### [Task statement]
Take the entries that follow and write each one out exactly.

### [Data shown]
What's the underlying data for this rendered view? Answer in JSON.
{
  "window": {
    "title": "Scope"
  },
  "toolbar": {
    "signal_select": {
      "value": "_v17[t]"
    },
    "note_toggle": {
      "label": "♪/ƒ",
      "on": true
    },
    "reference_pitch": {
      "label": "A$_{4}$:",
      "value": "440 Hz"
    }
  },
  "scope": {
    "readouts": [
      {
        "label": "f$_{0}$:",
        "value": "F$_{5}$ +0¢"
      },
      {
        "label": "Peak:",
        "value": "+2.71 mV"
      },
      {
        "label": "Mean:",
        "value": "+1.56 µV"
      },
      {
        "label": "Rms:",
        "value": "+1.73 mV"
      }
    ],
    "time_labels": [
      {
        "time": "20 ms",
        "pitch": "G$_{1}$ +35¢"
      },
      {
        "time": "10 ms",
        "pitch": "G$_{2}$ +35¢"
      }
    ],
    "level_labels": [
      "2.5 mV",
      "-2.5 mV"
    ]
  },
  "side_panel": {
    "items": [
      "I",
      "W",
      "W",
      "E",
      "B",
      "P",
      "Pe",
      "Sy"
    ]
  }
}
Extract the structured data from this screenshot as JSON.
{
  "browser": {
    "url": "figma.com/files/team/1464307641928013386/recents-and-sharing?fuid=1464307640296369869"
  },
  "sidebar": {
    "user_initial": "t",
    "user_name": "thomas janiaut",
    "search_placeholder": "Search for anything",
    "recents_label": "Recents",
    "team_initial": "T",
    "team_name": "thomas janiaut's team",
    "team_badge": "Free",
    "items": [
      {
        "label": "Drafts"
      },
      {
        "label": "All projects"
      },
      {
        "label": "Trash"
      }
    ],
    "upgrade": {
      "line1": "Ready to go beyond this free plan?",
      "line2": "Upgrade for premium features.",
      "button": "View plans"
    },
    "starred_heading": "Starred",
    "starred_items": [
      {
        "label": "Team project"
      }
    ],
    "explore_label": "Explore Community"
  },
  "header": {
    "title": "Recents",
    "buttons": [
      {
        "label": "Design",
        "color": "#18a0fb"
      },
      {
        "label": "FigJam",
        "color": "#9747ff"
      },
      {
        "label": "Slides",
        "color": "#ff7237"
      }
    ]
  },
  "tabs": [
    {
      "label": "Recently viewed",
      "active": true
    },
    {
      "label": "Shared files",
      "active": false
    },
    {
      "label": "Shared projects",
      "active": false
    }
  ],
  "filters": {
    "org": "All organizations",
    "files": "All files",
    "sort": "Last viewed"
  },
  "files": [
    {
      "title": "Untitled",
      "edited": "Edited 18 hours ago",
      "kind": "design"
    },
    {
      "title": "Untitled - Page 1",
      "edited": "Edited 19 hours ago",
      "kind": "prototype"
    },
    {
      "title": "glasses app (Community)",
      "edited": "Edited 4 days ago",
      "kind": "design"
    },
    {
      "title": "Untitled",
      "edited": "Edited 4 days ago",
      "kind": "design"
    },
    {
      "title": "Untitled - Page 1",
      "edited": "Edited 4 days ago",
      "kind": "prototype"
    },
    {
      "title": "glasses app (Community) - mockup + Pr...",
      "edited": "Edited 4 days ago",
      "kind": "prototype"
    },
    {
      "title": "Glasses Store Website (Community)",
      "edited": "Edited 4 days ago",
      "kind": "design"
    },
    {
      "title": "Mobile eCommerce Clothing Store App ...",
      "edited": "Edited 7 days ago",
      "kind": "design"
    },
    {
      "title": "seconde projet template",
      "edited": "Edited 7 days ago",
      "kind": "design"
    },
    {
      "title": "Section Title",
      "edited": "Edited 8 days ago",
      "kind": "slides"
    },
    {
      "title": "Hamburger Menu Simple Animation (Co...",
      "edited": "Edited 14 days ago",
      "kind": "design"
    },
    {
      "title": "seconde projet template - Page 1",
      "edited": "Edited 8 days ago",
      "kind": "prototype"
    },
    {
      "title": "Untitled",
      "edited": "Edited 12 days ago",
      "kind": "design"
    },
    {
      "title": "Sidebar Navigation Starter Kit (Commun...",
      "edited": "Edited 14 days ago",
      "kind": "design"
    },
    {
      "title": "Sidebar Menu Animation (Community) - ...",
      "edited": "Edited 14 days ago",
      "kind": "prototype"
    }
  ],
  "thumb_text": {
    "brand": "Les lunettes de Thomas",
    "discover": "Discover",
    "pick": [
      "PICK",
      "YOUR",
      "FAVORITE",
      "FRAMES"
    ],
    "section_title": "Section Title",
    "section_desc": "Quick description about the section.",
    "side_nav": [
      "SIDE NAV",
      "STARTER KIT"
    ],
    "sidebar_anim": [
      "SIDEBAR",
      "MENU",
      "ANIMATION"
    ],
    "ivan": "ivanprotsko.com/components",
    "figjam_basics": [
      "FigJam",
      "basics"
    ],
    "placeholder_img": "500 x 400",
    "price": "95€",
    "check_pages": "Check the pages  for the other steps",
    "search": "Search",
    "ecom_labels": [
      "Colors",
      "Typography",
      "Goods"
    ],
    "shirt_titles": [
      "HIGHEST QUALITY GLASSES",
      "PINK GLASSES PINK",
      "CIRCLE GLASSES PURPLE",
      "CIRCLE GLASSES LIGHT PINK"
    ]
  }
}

### [Result below]
What's the underlying data for this rendered view? Answer in JSON.
{
  "window": {
    "title": "Scope"
  },
  "toolbar": {
    "signal_select": {
      "value": "_v17[t]"
    },
    "note_toggle": {
      "label": "♪/ƒ",
      "on": true
    },
    "reference_pitch": {
      "label": "A$_{4}$:",
      "value": "440 Hz"
    }
  },
  "scope": {
    "readouts": [
      {
        "label": "f$_{0}$:",
        "value": "F$_{5}$ +0¢"
      },
      {
        "label": "Peak:",
        "value": "+2.71 mV"
      },
      {
        "label": "Mean:",
        "value": "+1.56 µV"
      },
      {
        "label": "Rms:",
        "value": "+1.73 mV"
      }
    ],
    "time_labels": [
      {
        "time": "20 ms",
        "pitch": "G$_{1}$ +35¢"
      },
      {
        "time": "10 ms",
        "pitch": "G$_{2}$ +35¢"
      }
    ],
    "level_labels": [
      "2.5 mV",
      "-2.5 mV"
    ]
  },
  "side_panel": {
    "items": [
      "I",
      "W",
      "W",
      "E",
      "B",
      "P",
      "Pe",
      "Sy"
    ]
  }
}
Extract the structured data from this screenshot as JSON.
{
  "browser": {
    "url": "figma.com/files/team/1464307641928013386/recents-and-sharing?fuid=1464307640296369869"
  },
  "sidebar": {
    "user_initial": "t",
    "user_name": "thomas janiaut",
    "search_placeholder": "Search for anything",
    "recents_label": "Recents",
    "team_initial": "T",
    "team_name": "thomas janiaut's team",
    "team_badge": "Free",
    "items": [
      {
        "label": "Drafts"
      },
      {
        "label": "All projects"
      },
      {
        "label": "Trash"
      }
    ],
    "upgrade": {
      "line1": "Ready to go beyond this free plan?",
      "line2": "Upgrade for premium features.",
      "button": "View plans"
    },
    "starred_heading": "Starred",
    "starred_items": [
      {
        "label": "Team project"
      }
    ],
    "explore_label": "Explore Community"
  },
  "header": {
    "title": "Recents",
    "buttons": [
      {
        "label": "Design",
        "color": "#18a0fb"
      },
      {
        "label": "FigJam",
        "color": "#9747ff"
      },
      {
        "label": "Slides",
        "color": "#ff7237"
      }
    ]
  },
  "tabs": [
    {
      "label": "Recently viewed",
      "active": true
    },
    {
      "label": "Shared files",
      "active": false
    },
    {
      "label": "Shared projects",
      "active": false
    }
  ],
  "filters": {
    "org": "All organizations",
    "files": "All files",
    "sort": "Last viewed"
  },
  "files": [
    {
      "title": "Untitled",
      "edited": "Edited 18 hours ago",
      "kind": "design"
    },
    {
      "title": "Untitled - Page 1",
      "edited": "Edited 19 hours ago",
      "kind": "prototype"
    },
    {
      "title": "glasses app (Community)",
      "edited": "Edited 4 days ago",
      "kind": "design"
    },
    {
      "title": "Untitled",
      "edited": "Edited 4 days ago",
      "kind": "design"
    },
    {
      "title": "Untitled - Page 1",
      "edited": "Edited 4 days ago",
      "kind": "prototype"
    },
    {
      "title": "glasses app (Community) - mockup + Pr...",
      "edited": "Edited 4 days ago",
      "kind": "prototype"
    },
    {
      "title": "Glasses Store Website (Community)",
      "edited": "Edited 4 days ago",
      "kind": "design"
    },
    {
      "title": "Mobile eCommerce Clothing Store App ...",
      "edited": "Edited 7 days ago",
      "kind": "design"
    },
    {
      "title": "seconde projet template",
      "edited": "Edited 7 days ago",
      "kind": "design"
    },
    {
      "title": "Section Title",
      "edited": "Edited 8 days ago",
      "kind": "slides"
    },
    {
      "title": "Hamburger Menu Simple Animation (Co...",
      "edited": "Edited 14 days ago",
      "kind": "design"
    },
    {
      "title": "seconde projet template - Page 1",
      "edited": "Edited 8 days ago",
      "kind": "prototype"
    },
    {
      "title": "Untitled",
      "edited": "Edited 12 days ago",
      "kind": "design"
    },
    {
      "title": "Sidebar Navigation Starter Kit (Commun...",
      "edited": "Edited 14 days ago",
      "kind": "design"
    },
    {
      "title": "Sidebar Menu Animation (Community) - ...",
      "edited": "Edited 14 days ago",
      "kind": "prototype"
    }
  ],
  "thumb_text": {
    "brand": "Les lunettes de Thomas",
    "discover": "Discover",
    "pick": [
      "PICK",
      "YOUR",
      "FAVORITE",
      "FRAMES"
    ],
    "section_title": "Section Title",
    "section_desc": "Quick description about the section.",
    "side_nav": [
      "SIDE NAV",
      "STARTER KIT"
    ],
    "sidebar_anim": [
      "SIDEBAR",
      "MENU",
      "ANIMATION"
    ],
    "ivan": "ivanprotsko.com/components",
    "figjam_basics": [
      "FigJam",
      "basics"
    ],
    "placeholder_img": "500 x 400",
    "price": "95€",
    "check_pages": "Check the pages  for the other steps",
    "search": "Search",
    "ecom_labels": [
      "Colors",
      "Typography",
      "Goods"
    ],
    "shirt_titles": [
      "HIGHEST QUALITY GLASSES",
      "PINK GLASSES PINK",
      "CIRCLE GLASSES PURPLE",
      "CIRCLE GLASSES LIGHT PINK"
    ]
  }
}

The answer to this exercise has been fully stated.